Monday, October 24, 2011

Monday of the Thirtieth Week in Ordinary Time

(Romans 8:12-17; Luke 13:10-17)

People are horrified when they hear of Jehovah Witness parents refusing to allow their child to receive a blood transfusion that would save the child’s life. But Jehovah Witnesses are just interpreting an Old Testament proscription of partaking of the blood of another (Leviticus 17:10). In the gospel today the leader of the synagogue takes a comparable position as he chastises the people for coming to Jesus to be cured on the Sabbath.

Jesus obviously does not interpret the Scriptures quite so stringently. We should note that in this case the issue is whether Scriptures allow anyone to cure – which is a form of work – on the Sabbath. The Book of Exodus calls for “complete rest” or “be put to death" (Exodus 31:14). Yet we should not think of Jesus as a free-thinker. One commentator says that Jesus takes a “commonsense approach to Sabbath observance” that allows peasants to keep their farm animals and the poor to be relieved of suffering.

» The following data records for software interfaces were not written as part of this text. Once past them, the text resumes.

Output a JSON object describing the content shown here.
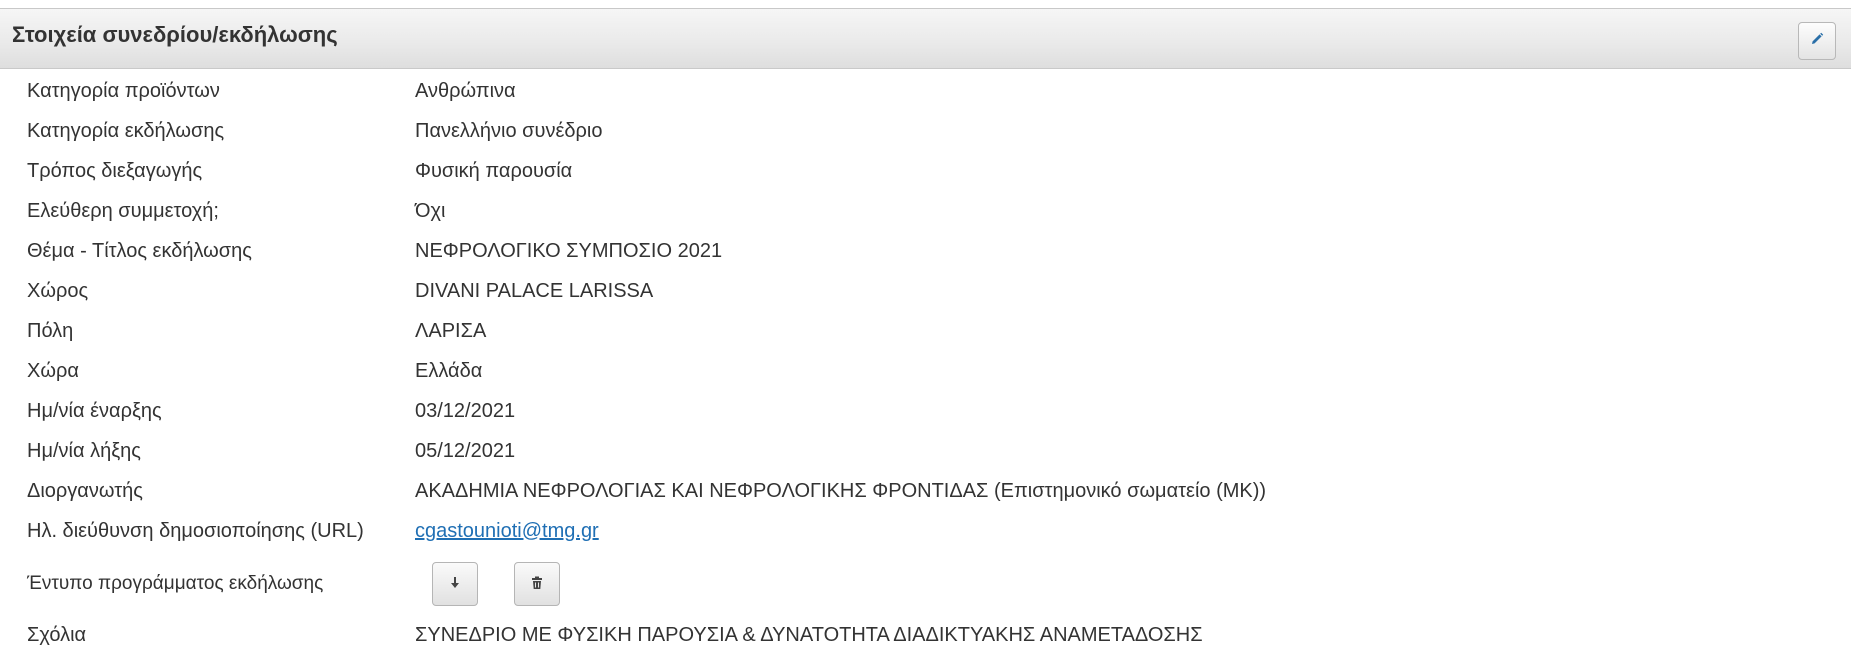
{
  "panel": {
    "title": "Στοιχεία συνεδρίου/εκδήλωσης",
    "edit_icon": "pencil-icon"
  },
  "fields": [
    {
      "label": "Κατηγορία προϊόντων",
      "value": "Ανθρώπινα"
    },
    {
      "label": "Κατηγορία εκδήλωσης",
      "value": "Πανελλήνιο συνέδριο"
    },
    {
      "label": "Τρόπος διεξαγωγής",
      "value": "Φυσική παρουσία"
    },
    {
      "label": "Ελεύθερη συμμετοχή;",
      "value": "Όχι"
    },
    {
      "label": "Θέμα - Τίτλος εκδήλωσης",
      "value": "ΝΕΦΡΟΛΟΓΙΚΟ ΣΥΜΠΟΣΙΟ 2021"
    },
    {
      "label": "Χώρος",
      "value": "DIVANI PALACE LARISSA"
    },
    {
      "label": "Πόλη",
      "value": "ΛΑΡΙΣΑ"
    },
    {
      "label": "Χώρα",
      "value": "Ελλάδα"
    },
    {
      "label": "Ημ/νία έναρξης",
      "value": "03/12/2021"
    },
    {
      "label": "Ημ/νία λήξης",
      "value": "05/12/2021"
    },
    {
      "label": "Διοργανωτής",
      "value": "ΑΚΑΔΗΜΙΑ ΝΕΦΡΟΛΟΓΙΑΣ ΚΑΙ ΝΕΦΡΟΛΟΓΙΚΗΣ ΦΡΟΝΤΙΔΑΣ (Επιστημονικό σωματείο (ΜΚ))"
    },
    {
      "label": "Ηλ. διεύθυνση δημοσιοποίησης (URL)",
      "value": "cgastounioti@tmg.gr"
    }
  ],
  "program": {
    "label": "Έντυπο προγράμματος εκδήλωσης",
    "download_icon": "download-icon",
    "delete_icon": "trash-icon"
  },
  "comments": {
    "label": "Σχόλια",
    "value": "ΣΥΝΕΔΡΙΟ ΜΕ ΦΥΣΙΚΗ ΠΑΡΟΥΣΙΑ & ΔΥΝΑΤΟΤΗΤΑ ΔΙΑΔΙΚΤΥΑΚΗΣ ΑΝΑΜΕΤΑΔΟΣΗΣ"
  }
}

“Then why does the Church forbid abortion in cases where mother and baby are likely to die if a pregnancy is allowed to continue?” some will ask. It is a very difficult question that does refer to real, although rare, situations. The answer lies in abiding by Jesus’ injunction against doing evil (as in Matthew 5:39). The difference between the abortion case and the one in the gospel today is that it involves directly taking an innocent human life, which is always forbidden. It should be noted that intervention to save the mother that does not involve the direct killing of the fetus is generally permitted.

No comments: